## WHAT IS REQUIRED
Scan the listing below for the string "industry" and copy each line where it turns up.

::::

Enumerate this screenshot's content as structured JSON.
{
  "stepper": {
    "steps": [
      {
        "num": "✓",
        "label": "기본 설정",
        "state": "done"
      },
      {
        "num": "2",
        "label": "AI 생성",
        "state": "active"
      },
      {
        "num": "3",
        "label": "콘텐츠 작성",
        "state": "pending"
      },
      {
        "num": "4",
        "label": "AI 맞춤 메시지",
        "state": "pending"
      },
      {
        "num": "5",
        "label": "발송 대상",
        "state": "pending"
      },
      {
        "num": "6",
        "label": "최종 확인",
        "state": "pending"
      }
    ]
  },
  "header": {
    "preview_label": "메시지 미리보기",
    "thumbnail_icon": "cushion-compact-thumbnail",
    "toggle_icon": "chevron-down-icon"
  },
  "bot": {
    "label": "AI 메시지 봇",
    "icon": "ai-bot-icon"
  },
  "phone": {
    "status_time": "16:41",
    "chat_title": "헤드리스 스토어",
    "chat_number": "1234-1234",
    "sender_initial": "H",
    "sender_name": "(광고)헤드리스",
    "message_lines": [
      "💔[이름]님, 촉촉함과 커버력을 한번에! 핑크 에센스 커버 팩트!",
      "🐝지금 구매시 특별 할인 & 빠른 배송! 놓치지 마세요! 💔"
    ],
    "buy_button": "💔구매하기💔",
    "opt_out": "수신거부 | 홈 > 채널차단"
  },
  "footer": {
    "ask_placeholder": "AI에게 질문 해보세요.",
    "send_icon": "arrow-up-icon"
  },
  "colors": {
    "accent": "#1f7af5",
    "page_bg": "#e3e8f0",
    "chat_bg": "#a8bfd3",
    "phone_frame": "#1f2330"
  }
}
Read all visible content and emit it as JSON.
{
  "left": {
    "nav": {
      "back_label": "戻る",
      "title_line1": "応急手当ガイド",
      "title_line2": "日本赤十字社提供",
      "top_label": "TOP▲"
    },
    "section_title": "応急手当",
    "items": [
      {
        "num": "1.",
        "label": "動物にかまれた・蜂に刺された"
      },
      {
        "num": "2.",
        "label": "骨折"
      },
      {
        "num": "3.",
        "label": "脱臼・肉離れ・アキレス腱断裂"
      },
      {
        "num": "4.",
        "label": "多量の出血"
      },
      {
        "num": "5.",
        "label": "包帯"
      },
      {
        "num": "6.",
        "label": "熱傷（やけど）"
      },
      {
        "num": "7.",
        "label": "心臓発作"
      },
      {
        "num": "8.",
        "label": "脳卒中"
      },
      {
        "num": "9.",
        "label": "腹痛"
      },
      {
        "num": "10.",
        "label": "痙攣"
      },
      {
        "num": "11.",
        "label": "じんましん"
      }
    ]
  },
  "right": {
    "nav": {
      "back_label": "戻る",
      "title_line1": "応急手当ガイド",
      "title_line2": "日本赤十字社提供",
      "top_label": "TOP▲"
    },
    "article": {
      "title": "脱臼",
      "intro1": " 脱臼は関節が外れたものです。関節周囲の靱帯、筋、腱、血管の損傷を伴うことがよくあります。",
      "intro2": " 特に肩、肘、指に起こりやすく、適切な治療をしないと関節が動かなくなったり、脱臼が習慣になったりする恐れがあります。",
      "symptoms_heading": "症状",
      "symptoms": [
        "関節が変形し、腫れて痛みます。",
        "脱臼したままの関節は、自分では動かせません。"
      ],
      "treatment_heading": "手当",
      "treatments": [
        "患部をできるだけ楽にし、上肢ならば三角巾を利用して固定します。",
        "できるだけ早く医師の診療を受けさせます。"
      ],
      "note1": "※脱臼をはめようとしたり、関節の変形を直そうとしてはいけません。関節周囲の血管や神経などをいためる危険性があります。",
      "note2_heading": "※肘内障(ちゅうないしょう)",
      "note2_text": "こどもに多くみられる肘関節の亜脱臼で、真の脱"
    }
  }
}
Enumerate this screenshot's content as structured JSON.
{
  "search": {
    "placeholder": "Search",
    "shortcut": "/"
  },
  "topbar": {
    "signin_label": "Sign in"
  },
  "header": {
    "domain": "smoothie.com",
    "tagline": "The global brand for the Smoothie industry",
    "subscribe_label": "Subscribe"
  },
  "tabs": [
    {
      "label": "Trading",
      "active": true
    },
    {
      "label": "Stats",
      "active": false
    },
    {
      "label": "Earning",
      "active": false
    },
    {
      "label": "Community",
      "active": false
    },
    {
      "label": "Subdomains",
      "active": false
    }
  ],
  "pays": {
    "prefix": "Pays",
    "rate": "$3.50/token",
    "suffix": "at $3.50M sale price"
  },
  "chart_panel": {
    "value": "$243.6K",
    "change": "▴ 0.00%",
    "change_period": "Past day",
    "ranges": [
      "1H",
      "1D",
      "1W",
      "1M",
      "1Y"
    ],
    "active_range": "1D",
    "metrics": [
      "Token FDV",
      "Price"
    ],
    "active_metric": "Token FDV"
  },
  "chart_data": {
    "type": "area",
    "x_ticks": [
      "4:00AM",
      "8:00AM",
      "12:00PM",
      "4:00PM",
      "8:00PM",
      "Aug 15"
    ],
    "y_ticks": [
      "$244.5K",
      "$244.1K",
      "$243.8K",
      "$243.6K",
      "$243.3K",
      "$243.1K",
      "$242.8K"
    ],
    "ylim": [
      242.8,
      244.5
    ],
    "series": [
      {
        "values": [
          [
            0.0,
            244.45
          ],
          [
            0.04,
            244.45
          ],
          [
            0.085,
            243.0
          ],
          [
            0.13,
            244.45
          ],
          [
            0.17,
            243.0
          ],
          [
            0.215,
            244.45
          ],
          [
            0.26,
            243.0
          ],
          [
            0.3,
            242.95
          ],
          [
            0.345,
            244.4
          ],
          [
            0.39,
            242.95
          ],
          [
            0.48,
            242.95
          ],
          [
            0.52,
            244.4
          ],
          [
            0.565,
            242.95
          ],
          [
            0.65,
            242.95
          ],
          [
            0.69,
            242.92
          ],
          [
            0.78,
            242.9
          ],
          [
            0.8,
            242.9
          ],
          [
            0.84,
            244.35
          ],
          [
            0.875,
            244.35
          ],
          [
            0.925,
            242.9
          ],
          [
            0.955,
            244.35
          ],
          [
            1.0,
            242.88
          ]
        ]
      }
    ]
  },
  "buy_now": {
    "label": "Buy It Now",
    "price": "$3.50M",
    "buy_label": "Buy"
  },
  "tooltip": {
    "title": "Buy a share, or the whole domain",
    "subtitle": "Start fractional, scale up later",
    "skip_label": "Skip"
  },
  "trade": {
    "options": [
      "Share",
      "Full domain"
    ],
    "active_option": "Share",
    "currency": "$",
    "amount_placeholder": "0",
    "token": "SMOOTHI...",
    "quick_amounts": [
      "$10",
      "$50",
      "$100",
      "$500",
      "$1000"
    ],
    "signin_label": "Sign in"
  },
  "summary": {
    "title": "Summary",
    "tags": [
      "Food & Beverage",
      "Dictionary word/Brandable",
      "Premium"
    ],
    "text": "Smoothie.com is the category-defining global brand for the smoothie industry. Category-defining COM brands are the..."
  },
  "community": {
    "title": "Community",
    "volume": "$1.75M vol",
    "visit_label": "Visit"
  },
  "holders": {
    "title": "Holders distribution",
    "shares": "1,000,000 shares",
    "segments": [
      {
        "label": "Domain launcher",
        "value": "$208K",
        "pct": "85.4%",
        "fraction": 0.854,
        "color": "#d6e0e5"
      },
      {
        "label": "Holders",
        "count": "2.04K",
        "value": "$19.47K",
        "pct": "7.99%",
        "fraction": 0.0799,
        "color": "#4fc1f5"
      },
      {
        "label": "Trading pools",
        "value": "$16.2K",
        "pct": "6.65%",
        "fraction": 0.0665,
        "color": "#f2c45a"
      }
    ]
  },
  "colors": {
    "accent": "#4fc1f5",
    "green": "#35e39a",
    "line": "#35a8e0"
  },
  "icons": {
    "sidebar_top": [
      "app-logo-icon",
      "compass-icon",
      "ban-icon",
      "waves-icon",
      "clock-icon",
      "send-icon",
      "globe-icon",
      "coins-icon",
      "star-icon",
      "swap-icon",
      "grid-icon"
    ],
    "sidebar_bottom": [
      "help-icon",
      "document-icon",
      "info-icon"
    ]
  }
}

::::

## RESULT
    "tagline": "The global brand for the Smoothie industry",
    "text": "Smoothie.com is the category-defining global brand for the smoothie industry. Category-defining COM brands are the..."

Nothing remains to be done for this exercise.